  • Patients receiving chronic, systemic treatment with corticosteroids or another immunosuppressive agent. Topical or inhaled corticosteroids are allowed.
  • Concurrent oral contraceptive use or hormonal replacement therapy.
  • Use of an aromatase inhibitor, GnRH agonist and/or tamoxifen within the past 30 days.Patients previously on fulvestrant or a q3 month GnRH agonist must have discontinued these medications for at least 3 months.
  • Concurrent use of potent CYP3A4 and/or P-glycoprotein inhibitors or potent CYP3A4 inducers (please see Appendices 3 and 4). Where possible, otherwise eligible patients should be switched to alternative agents; otherwise, they will be excluded from the study.
  • Potent CYP3A4 inducers decrease serum everolimus levels and should not be given concomitantly. Dose modifications of everolimus are not indicated in the presence of moderate CYP3A4 inducers [108]. Please refer to Appendix 3 for a complete list of potent and moderate inducers of CYP3A4.
  • Potent CYP3A4 and/or P-glycoprotein inhibitors can increase serum levels of everolimus and should not be co-administered. Moderate inhibitors may mildly-moderately increase serum everolimus levels, though there is no definitive evidence supporting a dose reduction [108]. Please refer to Appendix 4 for a complete list of potent and moderate inhibitors of CYP3A4.
  • Any investigational drug received within one month of study enrollment.
  • Any severe, uncontrolled medical conditions that, in the opinion of the investigator,may be exacerbated by study therapy including infection, diabetes and cardiopulmonary disease.
  • Any psychiatric illness/social situations that would limit compliance with study requirements.
  • Pregnant or nursing women.
  • Patients with a known hypersensitivity to everolimus, letrozole, leuprolide and/or related compounds or their excipients.
  • Patients who received any form of transplant and who are on any form of immunosuppressive therapy. However transplanted patients who are off immunosuppressive therapy for at least 4 weeks are allowed on the study, provided that any of their immunosuppressive-related toxicities have recovered to at least a grade 1.
  • Known HIV positive with a CD4 count < 500 cells/mm3.
  • Immunization with a live vaccine < 1 week of initiating study therapy or during therapy.
  • BSA <1 m2

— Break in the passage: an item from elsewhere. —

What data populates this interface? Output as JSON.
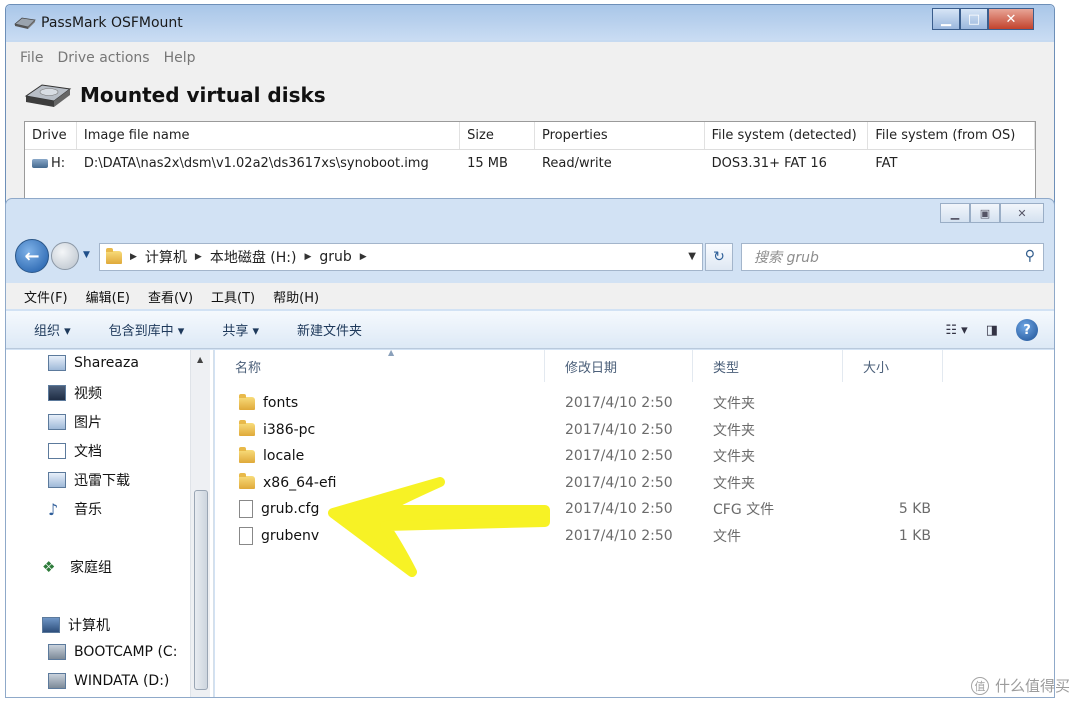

Locations

  • University of California San Francisco
    San Francisco, California, 94143, United States
  • John Hopkins Medical Center
    Baltimore, Maryland, 21287, United States
  • Memorial Sloan Kettering Cancer Center
    New York, New York, 10065, United States
  • Brigham and Women's Hospital
    Boston, Massachusetts, 02115, United States
  • Dana-Farber Cancer Institute
    Boston, Massachusetts, 02115, United States
  • Massachusetts General Hospital Cancer Center
    Boston, Massachusetts, 02114, United States

Details

Status
in progress, not accepting new patients
Start Date
Completion Date
(estimated)
Sponsor
Memorial Sloan Kettering Cancer Center
Links
Memorial Sloan Kettering Cancer Center
ID
NCT01642186
Phase
Phase 2
Lead Scientist
Alan Venook
Study Type
Interventional
Last Updated
August 15, 2017